Madagascar has a distinctive fruit bar community consisting of Pteropus rufus, Eidolon dupreanum, and Rousettus madagascariensis. In this study, we observed fruit bat visits to flowering baobabs (Adansonia suarezensis and Adansonia grandideri) and kapok trees (Ceiba pentandra) during the austral winter. Eidolon dupreanum was recorded feeding on the nectar of baobabs and kapok, P rufus was observed Feeding oil kapok only and no R. madagascariensis were seen. Three mammals species, two small lemurs (Phaner furcifer and Mirza coquereli) and E. dupreanum, made nondestructive visits to flowering A. grandidieri and are therefore all potential pollinators of this endangered baobab. This is the first evidence to show that A. grandidieri is bit-pollinated and Further demonstrates the close link between fruit bats and some of Madagascars endemic plants. Eidolon dupreanum was the only mammal species recorded visiting A. suarezensis and visits peaked at the reported limes of maximum nectar concentration.

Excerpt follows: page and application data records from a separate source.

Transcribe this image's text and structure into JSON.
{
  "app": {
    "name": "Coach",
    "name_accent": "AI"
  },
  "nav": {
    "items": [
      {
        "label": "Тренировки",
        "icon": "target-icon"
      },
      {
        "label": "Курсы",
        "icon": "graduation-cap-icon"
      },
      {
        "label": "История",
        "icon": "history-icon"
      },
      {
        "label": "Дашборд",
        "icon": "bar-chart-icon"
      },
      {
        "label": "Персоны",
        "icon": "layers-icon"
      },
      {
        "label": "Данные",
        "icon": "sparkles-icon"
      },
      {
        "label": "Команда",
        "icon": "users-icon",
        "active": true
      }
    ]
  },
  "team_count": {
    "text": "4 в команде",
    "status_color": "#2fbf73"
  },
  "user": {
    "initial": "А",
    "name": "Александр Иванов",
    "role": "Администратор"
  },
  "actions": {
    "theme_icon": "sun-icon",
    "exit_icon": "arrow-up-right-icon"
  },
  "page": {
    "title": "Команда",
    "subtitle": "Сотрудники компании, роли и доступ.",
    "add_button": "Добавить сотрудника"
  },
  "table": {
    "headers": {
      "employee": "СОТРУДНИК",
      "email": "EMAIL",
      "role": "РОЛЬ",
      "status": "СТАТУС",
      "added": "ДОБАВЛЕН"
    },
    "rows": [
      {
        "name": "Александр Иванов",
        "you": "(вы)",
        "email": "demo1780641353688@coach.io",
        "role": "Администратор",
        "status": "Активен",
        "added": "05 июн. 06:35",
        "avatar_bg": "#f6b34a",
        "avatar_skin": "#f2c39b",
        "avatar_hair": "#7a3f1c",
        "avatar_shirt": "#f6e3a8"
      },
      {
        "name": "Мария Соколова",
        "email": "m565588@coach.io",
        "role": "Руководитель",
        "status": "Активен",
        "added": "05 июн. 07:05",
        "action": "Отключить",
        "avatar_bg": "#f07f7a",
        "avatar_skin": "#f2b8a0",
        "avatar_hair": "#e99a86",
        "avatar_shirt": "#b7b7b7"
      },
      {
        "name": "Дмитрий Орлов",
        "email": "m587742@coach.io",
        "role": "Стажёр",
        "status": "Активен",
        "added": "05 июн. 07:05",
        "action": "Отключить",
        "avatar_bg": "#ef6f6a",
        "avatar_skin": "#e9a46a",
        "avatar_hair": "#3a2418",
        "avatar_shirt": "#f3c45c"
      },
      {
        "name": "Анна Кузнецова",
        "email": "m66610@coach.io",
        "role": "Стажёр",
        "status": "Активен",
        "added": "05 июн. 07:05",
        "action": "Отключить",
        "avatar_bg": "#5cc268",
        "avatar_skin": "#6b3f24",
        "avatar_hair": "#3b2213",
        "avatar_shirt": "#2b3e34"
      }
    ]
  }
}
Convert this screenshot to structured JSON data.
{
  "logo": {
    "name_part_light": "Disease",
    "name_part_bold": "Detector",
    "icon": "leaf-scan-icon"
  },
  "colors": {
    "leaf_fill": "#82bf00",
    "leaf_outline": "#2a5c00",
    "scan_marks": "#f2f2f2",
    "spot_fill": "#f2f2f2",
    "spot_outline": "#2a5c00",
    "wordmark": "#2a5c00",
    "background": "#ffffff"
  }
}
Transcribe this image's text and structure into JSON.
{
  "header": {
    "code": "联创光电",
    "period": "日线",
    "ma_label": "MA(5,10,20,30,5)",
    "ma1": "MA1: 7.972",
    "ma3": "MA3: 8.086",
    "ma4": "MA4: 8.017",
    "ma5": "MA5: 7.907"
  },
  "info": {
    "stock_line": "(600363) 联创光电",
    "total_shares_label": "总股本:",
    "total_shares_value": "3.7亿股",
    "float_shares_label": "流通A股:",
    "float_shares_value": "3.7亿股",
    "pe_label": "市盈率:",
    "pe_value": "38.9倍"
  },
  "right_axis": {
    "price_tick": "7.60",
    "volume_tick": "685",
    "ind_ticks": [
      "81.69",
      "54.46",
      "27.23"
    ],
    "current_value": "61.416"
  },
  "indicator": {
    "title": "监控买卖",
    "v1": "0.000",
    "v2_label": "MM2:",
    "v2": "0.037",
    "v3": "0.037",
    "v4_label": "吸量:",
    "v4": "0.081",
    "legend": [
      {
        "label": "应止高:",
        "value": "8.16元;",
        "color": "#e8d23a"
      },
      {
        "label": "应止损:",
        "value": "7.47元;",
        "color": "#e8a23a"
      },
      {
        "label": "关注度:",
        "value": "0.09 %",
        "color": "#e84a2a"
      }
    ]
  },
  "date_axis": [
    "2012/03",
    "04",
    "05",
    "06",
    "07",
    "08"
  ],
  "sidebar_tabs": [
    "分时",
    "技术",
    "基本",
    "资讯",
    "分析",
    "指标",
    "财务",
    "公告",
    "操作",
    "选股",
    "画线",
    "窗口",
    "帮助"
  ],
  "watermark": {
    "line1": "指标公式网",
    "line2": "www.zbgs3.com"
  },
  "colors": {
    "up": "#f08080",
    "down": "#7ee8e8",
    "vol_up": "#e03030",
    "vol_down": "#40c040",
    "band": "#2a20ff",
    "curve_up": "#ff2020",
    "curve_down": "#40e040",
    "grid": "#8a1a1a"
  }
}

Pteropus rufus visited kapok mostly before midnight when most nectar was available, but E. dupreanum visited later in the night. These differences in timing of foraging on kapok can be explained either by differing distances from the roost sites of each species or by resource partitioning. We advocate increased levels of protection, education awareness, and applied research oil both mammal-pollinated baobab species and fruit bats, and suggest that both baobabs and bats are candidate "flagship species" for the threatened city forests of Madagascar.
- resource use
- COMOROS ISLANDS